## Exercise prompt
What follows is data; output all of it exactly as given.

** Opening Dataset extract block **

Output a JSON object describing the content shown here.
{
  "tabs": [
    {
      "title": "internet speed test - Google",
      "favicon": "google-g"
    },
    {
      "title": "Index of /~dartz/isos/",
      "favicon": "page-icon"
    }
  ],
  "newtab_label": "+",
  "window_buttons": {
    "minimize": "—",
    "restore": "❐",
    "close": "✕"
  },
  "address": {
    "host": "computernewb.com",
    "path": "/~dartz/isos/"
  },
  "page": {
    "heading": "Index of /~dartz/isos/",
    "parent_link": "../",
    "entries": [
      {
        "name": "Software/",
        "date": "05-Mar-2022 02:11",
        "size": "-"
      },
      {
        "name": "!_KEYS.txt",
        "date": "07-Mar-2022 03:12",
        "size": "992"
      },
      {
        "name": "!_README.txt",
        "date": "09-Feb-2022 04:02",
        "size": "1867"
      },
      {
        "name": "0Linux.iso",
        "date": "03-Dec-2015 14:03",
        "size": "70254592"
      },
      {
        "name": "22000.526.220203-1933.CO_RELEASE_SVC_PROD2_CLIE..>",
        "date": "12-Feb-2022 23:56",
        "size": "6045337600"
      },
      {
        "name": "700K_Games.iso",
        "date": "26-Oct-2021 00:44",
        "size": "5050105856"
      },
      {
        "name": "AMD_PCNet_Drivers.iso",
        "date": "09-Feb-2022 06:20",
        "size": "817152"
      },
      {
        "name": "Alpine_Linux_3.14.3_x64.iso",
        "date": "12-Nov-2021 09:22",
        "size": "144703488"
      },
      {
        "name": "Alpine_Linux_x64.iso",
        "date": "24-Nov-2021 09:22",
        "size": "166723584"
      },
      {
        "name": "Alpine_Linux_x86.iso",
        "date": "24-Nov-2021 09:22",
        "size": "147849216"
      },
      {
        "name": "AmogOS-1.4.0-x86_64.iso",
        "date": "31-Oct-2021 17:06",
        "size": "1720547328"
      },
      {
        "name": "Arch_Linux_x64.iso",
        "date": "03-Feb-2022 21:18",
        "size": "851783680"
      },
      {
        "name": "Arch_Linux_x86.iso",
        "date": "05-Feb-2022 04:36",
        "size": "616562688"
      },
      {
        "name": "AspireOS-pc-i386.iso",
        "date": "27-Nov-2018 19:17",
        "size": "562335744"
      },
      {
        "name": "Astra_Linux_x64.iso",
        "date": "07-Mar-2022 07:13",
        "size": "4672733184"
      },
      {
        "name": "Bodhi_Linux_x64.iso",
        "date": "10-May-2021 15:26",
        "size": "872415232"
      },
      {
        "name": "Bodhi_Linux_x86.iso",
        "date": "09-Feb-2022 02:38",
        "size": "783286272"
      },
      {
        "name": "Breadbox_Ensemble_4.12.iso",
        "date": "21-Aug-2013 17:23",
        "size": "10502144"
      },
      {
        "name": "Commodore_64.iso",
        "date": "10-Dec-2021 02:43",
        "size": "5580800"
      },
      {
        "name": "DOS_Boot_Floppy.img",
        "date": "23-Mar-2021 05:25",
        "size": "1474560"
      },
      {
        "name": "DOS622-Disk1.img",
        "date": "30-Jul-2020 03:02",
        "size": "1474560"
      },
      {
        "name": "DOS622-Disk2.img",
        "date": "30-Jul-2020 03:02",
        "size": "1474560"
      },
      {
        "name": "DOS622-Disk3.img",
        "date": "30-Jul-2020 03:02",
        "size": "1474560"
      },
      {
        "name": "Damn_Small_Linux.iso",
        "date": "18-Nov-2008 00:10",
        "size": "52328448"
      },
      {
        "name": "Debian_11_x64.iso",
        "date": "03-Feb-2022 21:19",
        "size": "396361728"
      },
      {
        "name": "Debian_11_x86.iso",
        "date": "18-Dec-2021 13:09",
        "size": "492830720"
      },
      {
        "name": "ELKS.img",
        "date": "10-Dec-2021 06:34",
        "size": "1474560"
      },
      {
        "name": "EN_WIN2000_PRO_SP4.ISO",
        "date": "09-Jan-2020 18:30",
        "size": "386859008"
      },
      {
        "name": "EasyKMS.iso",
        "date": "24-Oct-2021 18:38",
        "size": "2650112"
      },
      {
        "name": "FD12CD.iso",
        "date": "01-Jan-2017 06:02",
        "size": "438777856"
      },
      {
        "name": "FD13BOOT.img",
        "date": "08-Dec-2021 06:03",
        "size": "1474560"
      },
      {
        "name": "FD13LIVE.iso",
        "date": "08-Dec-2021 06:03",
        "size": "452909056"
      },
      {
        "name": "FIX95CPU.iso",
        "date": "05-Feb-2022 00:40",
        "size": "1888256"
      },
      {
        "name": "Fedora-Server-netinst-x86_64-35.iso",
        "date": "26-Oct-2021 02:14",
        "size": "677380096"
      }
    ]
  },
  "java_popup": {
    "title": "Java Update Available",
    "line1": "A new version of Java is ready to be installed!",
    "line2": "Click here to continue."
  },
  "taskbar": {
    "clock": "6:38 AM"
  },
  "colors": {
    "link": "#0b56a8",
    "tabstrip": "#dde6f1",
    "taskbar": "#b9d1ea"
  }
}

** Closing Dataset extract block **

## Answer box
Output a JSON object describing the content shown here.
{
  "tabs": [
    {
      "title": "internet speed test - Google",
      "favicon": "google-g"
    },
    {
      "title": "Index of /~dartz/isos/",
      "favicon": "page-icon"
    }
  ],
  "newtab_label": "+",
  "window_buttons": {
    "minimize": "—",
    "restore": "❐",
    "close": "✕"
  },
  "address": {
    "host": "computernewb.com",
    "path": "/~dartz/isos/"
  },
  "page": {
    "heading": "Index of /~dartz/isos/",
    "parent_link": "../",
    "entries": [
      {
        "name": "Software/",
        "date": "05-Mar-2022 02:11",
        "size": "-"
      },
      {
        "name": "!_KEYS.txt",
        "date": "07-Mar-2022 03:12",
        "size": "992"
      },
      {
        "name": "!_README.txt",
        "date": "09-Feb-2022 04:02",
        "size": "1867"
      },
      {
        "name": "0Linux.iso",
        "date": "03-Dec-2015 14:03",
        "size": "70254592"
      },
      {
        "name": "22000.526.220203-1933.CO_RELEASE_SVC_PROD2_CLIE..>",
        "date": "12-Feb-2022 23:56",
        "size": "6045337600"
      },
      {
        "name": "700K_Games.iso",
        "date": "26-Oct-2021 00:44",
        "size": "5050105856"
      },
      {
        "name": "AMD_PCNet_Drivers.iso",
        "date": "09-Feb-2022 06:20",
        "size": "817152"
      },
      {
        "name": "Alpine_Linux_3.14.3_x64.iso",
        "date": "12-Nov-2021 09:22",
        "size": "144703488"
      },
      {
        "name": "Alpine_Linux_x64.iso",
        "date": "24-Nov-2021 09:22",
        "size": "166723584"
      },
      {
        "name": "Alpine_Linux_x86.iso",
        "date": "24-Nov-2021 09:22",
        "size": "147849216"
      },
      {
        "name": "AmogOS-1.4.0-x86_64.iso",
        "date": "31-Oct-2021 17:06",
        "size": "1720547328"
      },
      {
        "name": "Arch_Linux_x64.iso",
        "date": "03-Feb-2022 21:18",
        "size": "851783680"
      },
      {
        "name": "Arch_Linux_x86.iso",
        "date": "05-Feb-2022 04:36",
        "size": "616562688"
      },
      {
        "name": "AspireOS-pc-i386.iso",
        "date": "27-Nov-2018 19:17",
        "size": "562335744"
      },
      {
        "name": "Astra_Linux_x64.iso",
        "date": "07-Mar-2022 07:13",
        "size": "4672733184"
      },
      {
        "name": "Bodhi_Linux_x64.iso",
        "date": "10-May-2021 15:26",
        "size": "872415232"
      },
      {
        "name": "Bodhi_Linux_x86.iso",
        "date": "09-Feb-2022 02:38",
        "size": "783286272"
      },
      {
        "name": "Breadbox_Ensemble_4.12.iso",
        "date": "21-Aug-2013 17:23",
        "size": "10502144"
      },
      {
        "name": "Commodore_64.iso",
        "date": "10-Dec-2021 02:43",
        "size": "5580800"
      },
      {
        "name": "DOS_Boot_Floppy.img",
        "date": "23-Mar-2021 05:25",
        "size": "1474560"
      },
      {
        "name": "DOS622-Disk1.img",
        "date": "30-Jul-2020 03:02",
        "size": "1474560"
      },
      {
        "name": "DOS622-Disk2.img",
        "date": "30-Jul-2020 03:02",
        "size": "1474560"
      },
      {
        "name": "DOS622-Disk3.img",
        "date": "30-Jul-2020 03:02",
        "size": "1474560"
      },
      {
        "name": "Damn_Small_Linux.iso",
        "date": "18-Nov-2008 00:10",
        "size": "52328448"
      },
      {
        "name": "Debian_11_x64.iso",
        "date": "03-Feb-2022 21:19",
        "size": "396361728"
      },
      {
        "name": "Debian_11_x86.iso",
        "date": "18-Dec-2021 13:09",
        "size": "492830720"
      },
      {
        "name": "ELKS.img",
        "date": "10-Dec-2021 06:34",
        "size": "1474560"
      },
      {
        "name": "EN_WIN2000_PRO_SP4.ISO",
        "date": "09-Jan-2020 18:30",
        "size": "386859008"
      },
      {
        "name": "EasyKMS.iso",
        "date": "24-Oct-2021 18:38",
        "size": "2650112"
      },
      {
        "name": "FD12CD.iso",
        "date": "01-Jan-2017 06:02",
        "size": "438777856"
      },
      {
        "name": "FD13BOOT.img",
        "date": "08-Dec-2021 06:03",
        "size": "1474560"
      },
      {
        "name": "FD13LIVE.iso",
        "date": "08-Dec-2021 06:03",
        "size": "452909056"
      },
      {
        "name": "FIX95CPU.iso",
        "date": "05-Feb-2022 00:40",
        "size": "1888256"
      },
      {
        "name": "Fedora-Server-netinst-x86_64-35.iso",
        "date": "26-Oct-2021 02:14",
        "size": "677380096"
      }
    ]
  },
  "java_popup": {
    "title": "Java Update Available",
    "line1": "A new version of Java is ready to be installed!",
    "line2": "Click here to continue."
  },
  "taskbar": {
    "clock": "6:38 AM"
  },
  "colors": {
    "link": "#0b56a8",
    "tabstrip": "#dde6f1",
    "taskbar": "#b9d1ea"
  }
}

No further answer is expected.